◆ INFORMATION SHOWN:
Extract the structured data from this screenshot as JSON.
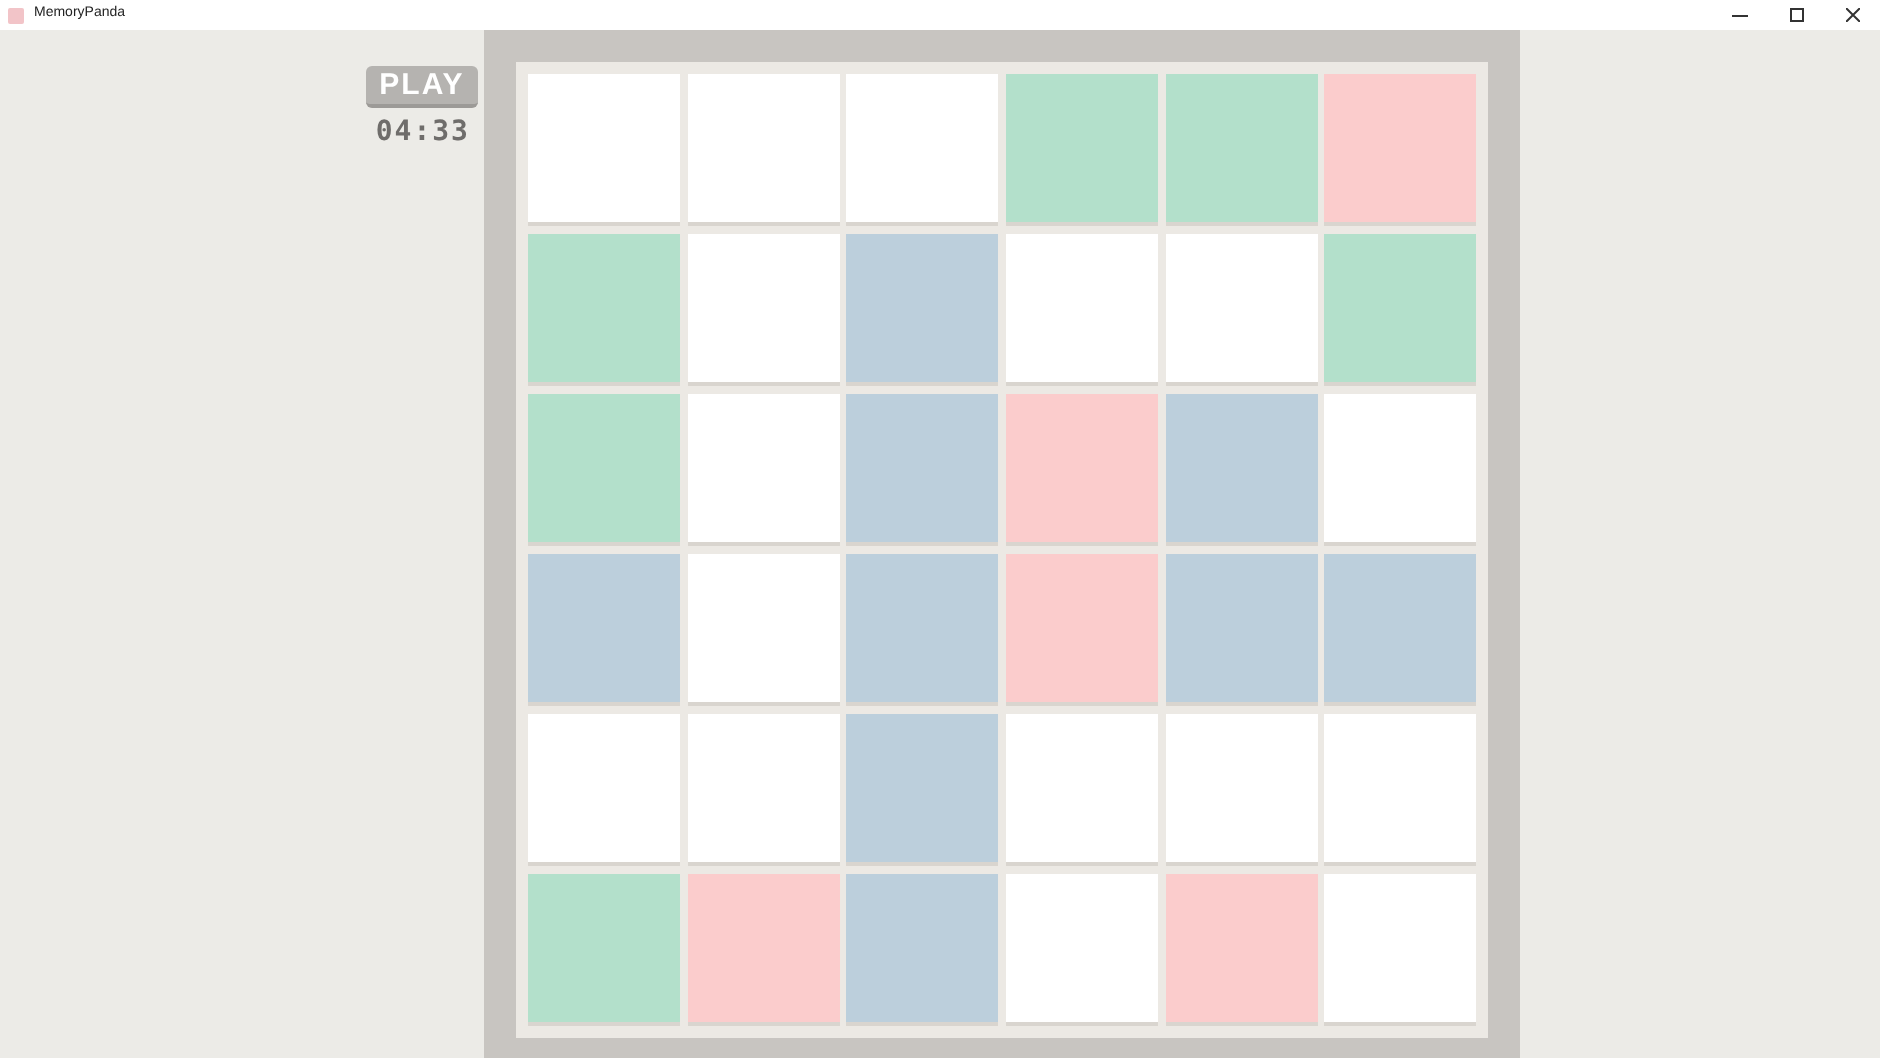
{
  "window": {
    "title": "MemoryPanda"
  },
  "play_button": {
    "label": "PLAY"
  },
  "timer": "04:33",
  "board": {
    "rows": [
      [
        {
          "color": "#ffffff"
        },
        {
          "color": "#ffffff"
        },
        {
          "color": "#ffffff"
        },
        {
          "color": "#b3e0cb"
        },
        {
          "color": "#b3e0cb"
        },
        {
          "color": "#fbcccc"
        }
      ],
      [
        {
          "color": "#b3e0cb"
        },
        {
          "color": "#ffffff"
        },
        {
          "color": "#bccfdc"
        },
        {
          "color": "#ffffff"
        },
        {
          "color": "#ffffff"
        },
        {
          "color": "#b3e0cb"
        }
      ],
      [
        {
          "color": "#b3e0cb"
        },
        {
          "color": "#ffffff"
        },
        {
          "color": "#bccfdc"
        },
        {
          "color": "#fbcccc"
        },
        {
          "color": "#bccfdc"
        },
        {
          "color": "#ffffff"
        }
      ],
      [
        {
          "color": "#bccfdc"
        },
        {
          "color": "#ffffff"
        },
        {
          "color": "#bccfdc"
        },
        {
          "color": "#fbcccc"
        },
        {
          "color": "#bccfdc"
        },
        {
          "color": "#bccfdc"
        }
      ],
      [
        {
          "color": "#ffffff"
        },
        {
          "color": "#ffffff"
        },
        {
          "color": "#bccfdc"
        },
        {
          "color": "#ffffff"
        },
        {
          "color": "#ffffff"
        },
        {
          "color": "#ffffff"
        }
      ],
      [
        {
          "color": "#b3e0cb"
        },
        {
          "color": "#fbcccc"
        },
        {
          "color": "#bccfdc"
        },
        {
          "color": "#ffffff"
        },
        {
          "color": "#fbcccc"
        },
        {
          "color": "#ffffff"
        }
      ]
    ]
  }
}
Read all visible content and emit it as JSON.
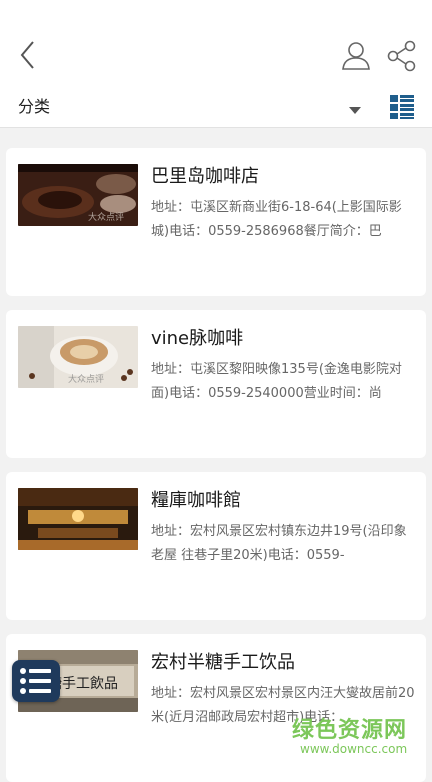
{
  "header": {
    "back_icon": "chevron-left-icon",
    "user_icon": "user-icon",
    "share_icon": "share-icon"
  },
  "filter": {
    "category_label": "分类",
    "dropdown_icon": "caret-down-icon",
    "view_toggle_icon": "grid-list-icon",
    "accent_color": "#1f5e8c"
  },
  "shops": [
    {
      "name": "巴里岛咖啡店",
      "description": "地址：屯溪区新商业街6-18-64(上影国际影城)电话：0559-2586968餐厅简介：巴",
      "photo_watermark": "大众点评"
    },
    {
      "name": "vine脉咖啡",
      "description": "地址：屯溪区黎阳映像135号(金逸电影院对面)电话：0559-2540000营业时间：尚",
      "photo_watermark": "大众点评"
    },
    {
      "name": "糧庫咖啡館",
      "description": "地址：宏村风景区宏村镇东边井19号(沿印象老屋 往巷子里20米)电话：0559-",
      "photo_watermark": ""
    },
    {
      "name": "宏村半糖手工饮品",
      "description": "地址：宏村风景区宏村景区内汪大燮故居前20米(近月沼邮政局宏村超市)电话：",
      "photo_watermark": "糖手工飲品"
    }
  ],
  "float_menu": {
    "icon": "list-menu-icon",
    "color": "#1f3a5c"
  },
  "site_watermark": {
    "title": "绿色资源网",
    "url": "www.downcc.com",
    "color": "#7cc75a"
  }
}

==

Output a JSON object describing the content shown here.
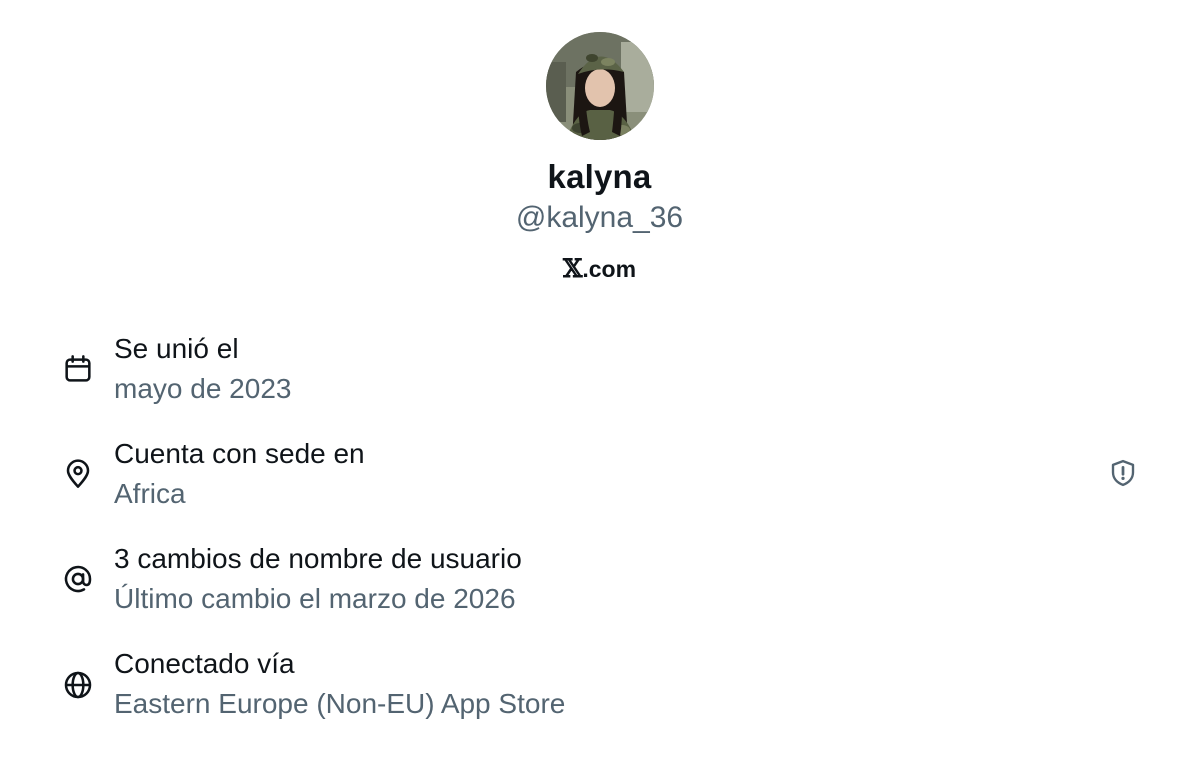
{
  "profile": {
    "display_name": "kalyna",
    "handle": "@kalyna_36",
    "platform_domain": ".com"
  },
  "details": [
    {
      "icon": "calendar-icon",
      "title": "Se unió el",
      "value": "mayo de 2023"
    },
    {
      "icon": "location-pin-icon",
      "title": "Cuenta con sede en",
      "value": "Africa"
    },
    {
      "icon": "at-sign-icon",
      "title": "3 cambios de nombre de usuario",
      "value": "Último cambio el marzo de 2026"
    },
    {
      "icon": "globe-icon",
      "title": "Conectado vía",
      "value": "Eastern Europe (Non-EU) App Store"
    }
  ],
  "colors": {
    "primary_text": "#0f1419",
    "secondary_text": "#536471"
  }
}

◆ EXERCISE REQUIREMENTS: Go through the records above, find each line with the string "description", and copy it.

◆ EXERCISE RESULT:
      "description": "地址：屯溪区新商业街6-18-64(上影国际影城)电话：0559-2586968餐厅简介：巴",
      "description": "地址：屯溪区黎阳映像135号(金逸电影院对面)电话：0559-2540000营业时间：尚",
      "description": "地址：宏村风景区宏村镇东边井19号(沿印象老屋 往巷子里20米)电话：0559-",
      "description": "地址：宏村风景区宏村景区内汪大燮故居前20米(近月沼邮政局宏村超市)电话：",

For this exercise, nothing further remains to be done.